Spain’s third-largest city has long been overshadowed by Barcelona, despite sharing similar characteristics: miles of velvety sand beaches along the country’s east coast, a vibrant cultural scene and a rich gastronomic tradition (Valencia is considered the birthplace of paella). But Valencia, which was named the European Commission’s “green capital” for 2024 — an award that recognizes cities for their environmental efforts — stands apart for travelers seeking more sustainably minded, less crowded destinations. The city has been revitalizing its historic center with leafier, pedestrian-only spaces, most recently with Plaza de la Reina, its lively public square, and is on track to be climate-neutral by 2030.

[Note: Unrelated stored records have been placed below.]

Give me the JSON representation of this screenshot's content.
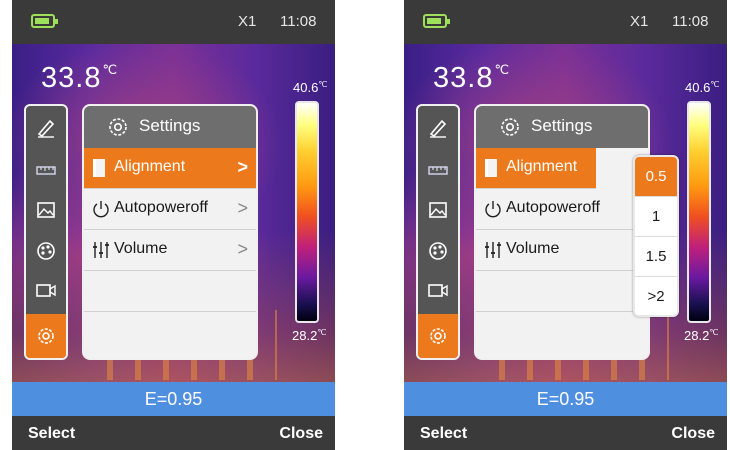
{
  "status": {
    "zoom": "X1",
    "time": "11:08"
  },
  "thermal": {
    "center_temp": "33.8",
    "center_unit": "℃",
    "max_temp": "40.6",
    "min_temp": "28.2",
    "unit": "℃"
  },
  "sidebar": {
    "icons": [
      "pen-icon",
      "ruler-icon",
      "image-icon",
      "palette-icon",
      "video-icon",
      "gear-icon"
    ],
    "selected_index": 5
  },
  "settings": {
    "title": "Settings",
    "items": [
      {
        "label": "Alignment",
        "icon": "alignment-icon"
      },
      {
        "label": "Autopoweroff",
        "icon": "power-icon"
      },
      {
        "label": "Volume",
        "icon": "volume-sliders-icon"
      }
    ],
    "selected_index": 0
  },
  "alignment_options": [
    "0.5",
    "1",
    "1.5",
    ">2"
  ],
  "alignment_selected_index": 0,
  "emissivity": "E=0.95",
  "softkeys": {
    "left": "Select",
    "right": "Close"
  },
  "colors": {
    "accent": "#ec7a1c",
    "emissivity_bar": "#4f8fe0",
    "battery": "#9ee05a"
  }
}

Valencia’s cultural landscape has also received a major boost with the Hortensia Herrero Art Center. Opened in November in the restored Valeriola Palace, the space houses the Spanish billionaire Hortensia Herrero’s private contemporary-art collection and includes more than 100 works by artists like Anish Kapoor, Andreas Gursky and Mat Collishaw.
— Vivian Song